Read the review: “ 'Star Trek: Generations' Relies Heavily on Audience Appreciation of the First Two TV Series

‘Star Trek: First Contact’ (1996)

Turan had nothing but cheers for the following film, “First Contact.” Exclaiming that this “Trek” flick was “Blessed with clever plot devices and a villainous horde that makes the once-dread Klingons seem like a race of Barneys, ‘First Contact’ does everything you'd want a ‘Star Trek’ film to do, and it does it with cheerfulness and style.”

Read the review: “ 'First Contact' Boldly Fulfills Its Mission: To Seek Out New Life as the Eighth Installment in the 'Star Trek' Film Universe

‘Star Trek: Insurrection’ (1998)

But sadly, Turan’s love for the “Trek” films would not last, although he had more good things to say about “Insurrection” than “Generations.” He bemoaned, “No disrespect intended to the proud Son'a people but, hey, where are the Borg when you need them?”

Read the review: “ 'Insurrection,' Though Not as Strong as the Last 'Star Trek' Film, Keeps the Franchise Flying

‘Star Trek: Nemesis’ (2002)

“Nemesis” rounds out the “Next Generation” contributions for “Trek” films and proves that “familiarity and continuity are what the success of this series has always been about.”

Read the review: “A New Enterprise as 'Trek' Lives Long, Prospers”

The Reboots

‘Star Trek’ (2009)

Nine years ago, Paramount decided to reboot the “Star Trek” universe, recast the classic roles and twist up the continuity with a flashy new time-traveling reset. Fans were nervous, but the die-hard Trekkers and The Times’ Turan found relief once the new universe hit theaters. “Though it has its over-caffeinated aspects and its missteps, this ‘Star Trek’ has in general bridged the gap between the old and the new with alacrity and purpose,” Turan wrote. 

Read the review: “ 'Star Trek' Deftly Mind-Melds Gene Roddenberry's Vision With J.J. Abrams' Storytelling

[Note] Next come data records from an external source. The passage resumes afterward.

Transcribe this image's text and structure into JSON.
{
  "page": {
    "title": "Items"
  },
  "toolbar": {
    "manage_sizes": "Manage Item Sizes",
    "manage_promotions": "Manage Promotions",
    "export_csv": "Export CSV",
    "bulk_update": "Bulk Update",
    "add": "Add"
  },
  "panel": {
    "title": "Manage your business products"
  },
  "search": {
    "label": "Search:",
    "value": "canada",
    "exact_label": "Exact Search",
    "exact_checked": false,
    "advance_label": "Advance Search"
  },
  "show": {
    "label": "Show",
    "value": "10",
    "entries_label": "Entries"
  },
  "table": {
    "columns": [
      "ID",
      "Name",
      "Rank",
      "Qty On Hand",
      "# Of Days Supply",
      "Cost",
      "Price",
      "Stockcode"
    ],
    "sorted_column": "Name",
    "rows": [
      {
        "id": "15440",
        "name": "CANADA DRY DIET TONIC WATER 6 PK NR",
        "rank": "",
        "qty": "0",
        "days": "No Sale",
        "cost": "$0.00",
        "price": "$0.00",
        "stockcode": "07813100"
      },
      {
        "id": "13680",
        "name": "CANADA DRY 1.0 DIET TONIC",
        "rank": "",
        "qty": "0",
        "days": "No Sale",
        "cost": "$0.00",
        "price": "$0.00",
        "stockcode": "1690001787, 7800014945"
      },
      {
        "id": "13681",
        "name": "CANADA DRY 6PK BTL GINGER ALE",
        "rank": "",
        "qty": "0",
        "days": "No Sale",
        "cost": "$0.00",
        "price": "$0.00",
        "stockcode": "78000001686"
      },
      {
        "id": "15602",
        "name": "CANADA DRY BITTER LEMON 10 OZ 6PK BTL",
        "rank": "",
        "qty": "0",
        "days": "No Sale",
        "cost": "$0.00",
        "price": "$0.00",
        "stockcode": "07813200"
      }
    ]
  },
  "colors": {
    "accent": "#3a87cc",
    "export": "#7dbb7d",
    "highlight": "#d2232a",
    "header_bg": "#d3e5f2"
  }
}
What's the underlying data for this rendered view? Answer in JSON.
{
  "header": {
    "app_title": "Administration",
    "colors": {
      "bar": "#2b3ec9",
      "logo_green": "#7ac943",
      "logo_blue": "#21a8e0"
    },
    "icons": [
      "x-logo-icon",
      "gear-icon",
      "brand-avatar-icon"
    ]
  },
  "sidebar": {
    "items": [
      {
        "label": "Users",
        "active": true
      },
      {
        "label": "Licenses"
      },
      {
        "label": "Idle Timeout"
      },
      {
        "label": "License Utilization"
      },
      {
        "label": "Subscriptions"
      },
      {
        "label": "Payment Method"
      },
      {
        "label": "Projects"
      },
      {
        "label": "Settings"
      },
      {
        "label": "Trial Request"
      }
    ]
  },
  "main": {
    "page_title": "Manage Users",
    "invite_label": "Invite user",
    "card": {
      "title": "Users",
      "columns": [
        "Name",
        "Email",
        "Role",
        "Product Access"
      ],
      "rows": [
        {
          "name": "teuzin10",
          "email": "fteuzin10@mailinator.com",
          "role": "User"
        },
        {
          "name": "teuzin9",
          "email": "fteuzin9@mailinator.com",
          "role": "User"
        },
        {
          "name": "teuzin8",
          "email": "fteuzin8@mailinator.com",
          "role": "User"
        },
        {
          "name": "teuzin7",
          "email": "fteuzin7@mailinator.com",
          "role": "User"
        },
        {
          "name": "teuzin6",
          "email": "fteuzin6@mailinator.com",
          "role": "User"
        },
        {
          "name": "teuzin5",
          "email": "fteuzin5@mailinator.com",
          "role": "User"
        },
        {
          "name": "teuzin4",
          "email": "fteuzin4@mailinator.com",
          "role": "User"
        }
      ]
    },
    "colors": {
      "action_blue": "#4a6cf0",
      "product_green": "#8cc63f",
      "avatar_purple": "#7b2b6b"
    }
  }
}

‘Star Trek Into Darkness’ (2013)

In the reboot’s sequel, an infamous enemy — Khan —  is brought back, while the film “wears its politics, its mettle, its moxie and its heart on its ginormous 3-D sleeve.”

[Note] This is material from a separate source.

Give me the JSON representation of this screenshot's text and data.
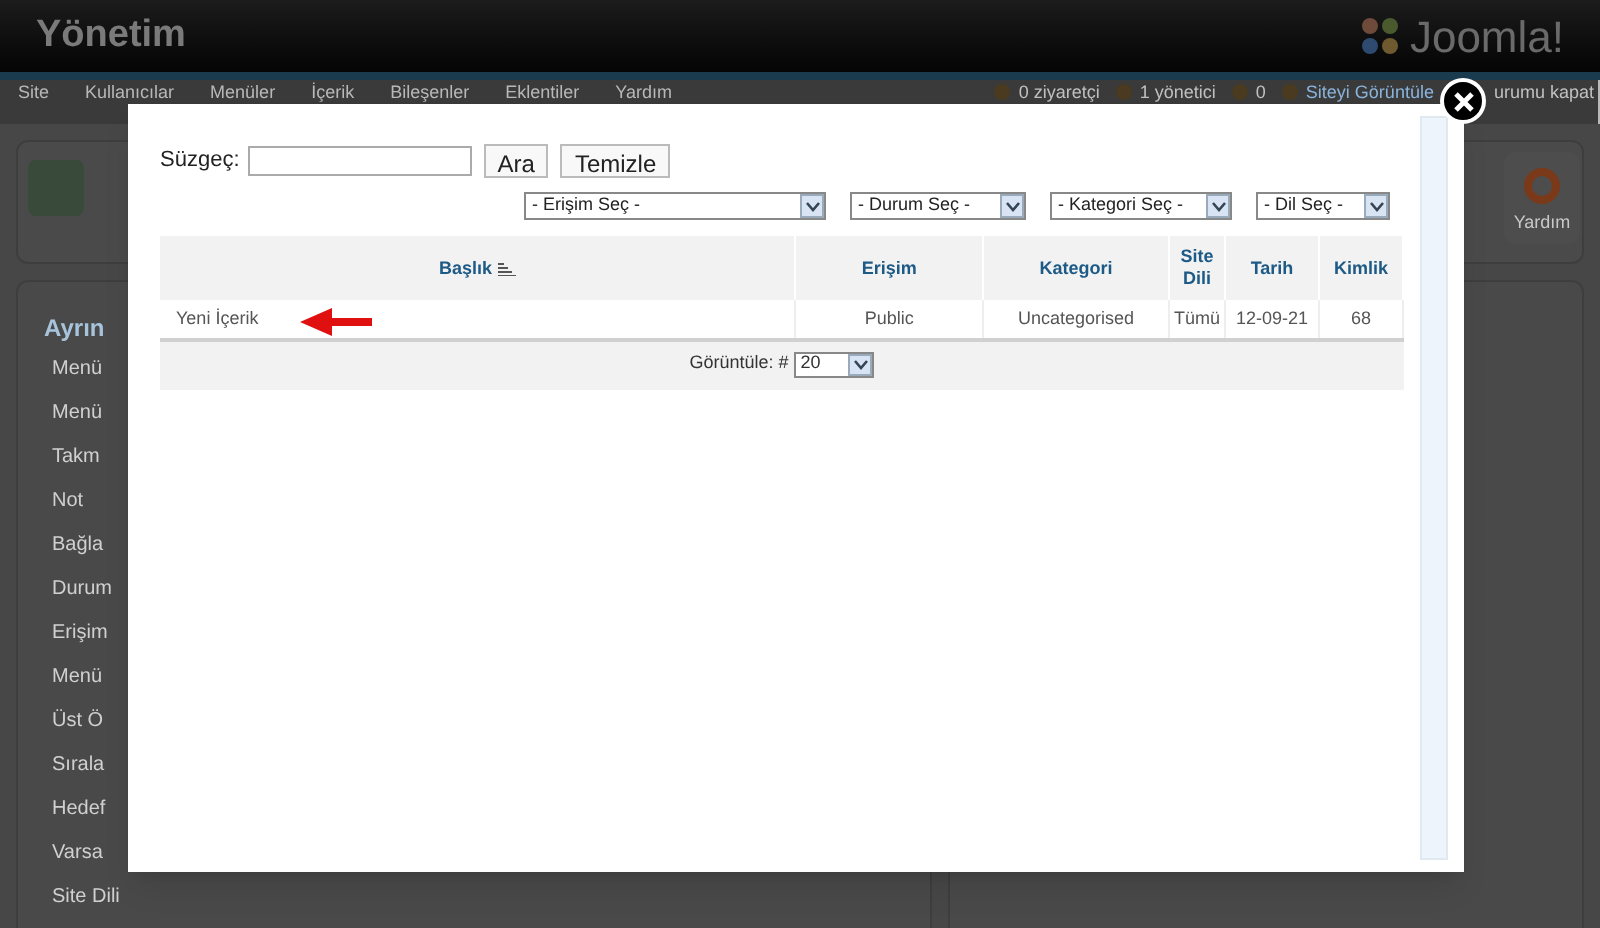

Read the review: “ 'Star Trek Into Darkness' Ramps Up Action, Leaves Room for Heart”

‘Star Trek Beyond’ (2016)

The latest “Trek” film, released in time for the universe’s 50th anniversary, stays true to the original material, which The Times found good, but not great. “Given how much was riding on this film’s success in today’s risk-averse Hollywood, not to mention how many different constituencies had to be pleased, the fact that the result is serviceable, delivering enough value to be worth a fan’s time, is about as good as one could reasonably expect,” Turan wrote. 

Read the review: “ ‘Star Trek Beyond' Boldly Goes Kind of Where You Expect It To, but With Style”